YOUR ASSIGNMENT: Set the data down again, exactly as it reads, but without the pictures.

__________

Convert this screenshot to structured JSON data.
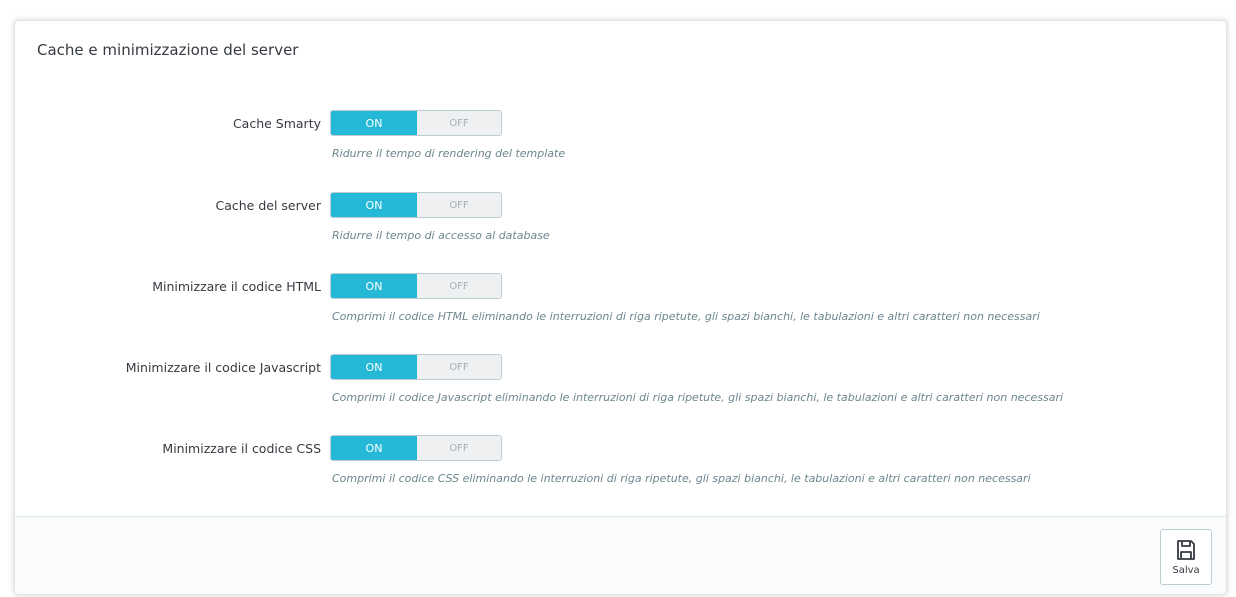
{
  "panel": {
    "title": "Cache e minimizzazione del server"
  },
  "settings": [
    {
      "label": "Cache Smarty",
      "on_label": "ON",
      "off_label": "OFF",
      "value": "ON",
      "help": "Ridurre il tempo di rendering del template"
    },
    {
      "label": "Cache del server",
      "on_label": "ON",
      "off_label": "OFF",
      "value": "ON",
      "help": "Ridurre il tempo di accesso al database"
    },
    {
      "label": "Minimizzare il codice HTML",
      "on_label": "ON",
      "off_label": "OFF",
      "value": "ON",
      "help": "Comprimi il codice HTML eliminando le interruzioni di riga ripetute, gli spazi bianchi, le tabulazioni e altri caratteri non necessari"
    },
    {
      "label": "Minimizzare il codice Javascript",
      "on_label": "ON",
      "off_label": "OFF",
      "value": "ON",
      "help": "Comprimi il codice Javascript eliminando le interruzioni di riga ripetute, gli spazi bianchi, le tabulazioni e altri caratteri non necessari"
    },
    {
      "label": "Minimizzare il codice CSS",
      "on_label": "ON",
      "off_label": "OFF",
      "value": "ON",
      "help": "Comprimi il codice CSS eliminando le interruzioni di riga ripetute, gli spazi bianchi, le tabulazioni e altri caratteri non necessari"
    }
  ],
  "footer": {
    "save_label": "Salva",
    "save_icon": "floppy-disk-icon"
  },
  "colors": {
    "accent": "#25b9d7",
    "border": "#bbcdd2",
    "help_text": "#6c868e"
  }
}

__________

REPLY TO THE EXERCISE:
Convert this screenshot to structured JSON data.
{
  "panel": {
    "title": "Cache e minimizzazione del server"
  },
  "settings": [
    {
      "label": "Cache Smarty",
      "on_label": "ON",
      "off_label": "OFF",
      "value": "ON",
      "help": "Ridurre il tempo di rendering del template"
    },
    {
      "label": "Cache del server",
      "on_label": "ON",
      "off_label": "OFF",
      "value": "ON",
      "help": "Ridurre il tempo di accesso al database"
    },
    {
      "label": "Minimizzare il codice HTML",
      "on_label": "ON",
      "off_label": "OFF",
      "value": "ON",
      "help": "Comprimi il codice HTML eliminando le interruzioni di riga ripetute, gli spazi bianchi, le tabulazioni e altri caratteri non necessari"
    },
    {
      "label": "Minimizzare il codice Javascript",
      "on_label": "ON",
      "off_label": "OFF",
      "value": "ON",
      "help": "Comprimi il codice Javascript eliminando le interruzioni di riga ripetute, gli spazi bianchi, le tabulazioni e altri caratteri non necessari"
    },
    {
      "label": "Minimizzare il codice CSS",
      "on_label": "ON",
      "off_label": "OFF",
      "value": "ON",
      "help": "Comprimi il codice CSS eliminando le interruzioni di riga ripetute, gli spazi bianchi, le tabulazioni e altri caratteri non necessari"
    }
  ],
  "footer": {
    "save_label": "Salva",
    "save_icon": "floppy-disk-icon"
  },
  "colors": {
    "accent": "#25b9d7",
    "border": "#bbcdd2",
    "help_text": "#6c868e"
  }
}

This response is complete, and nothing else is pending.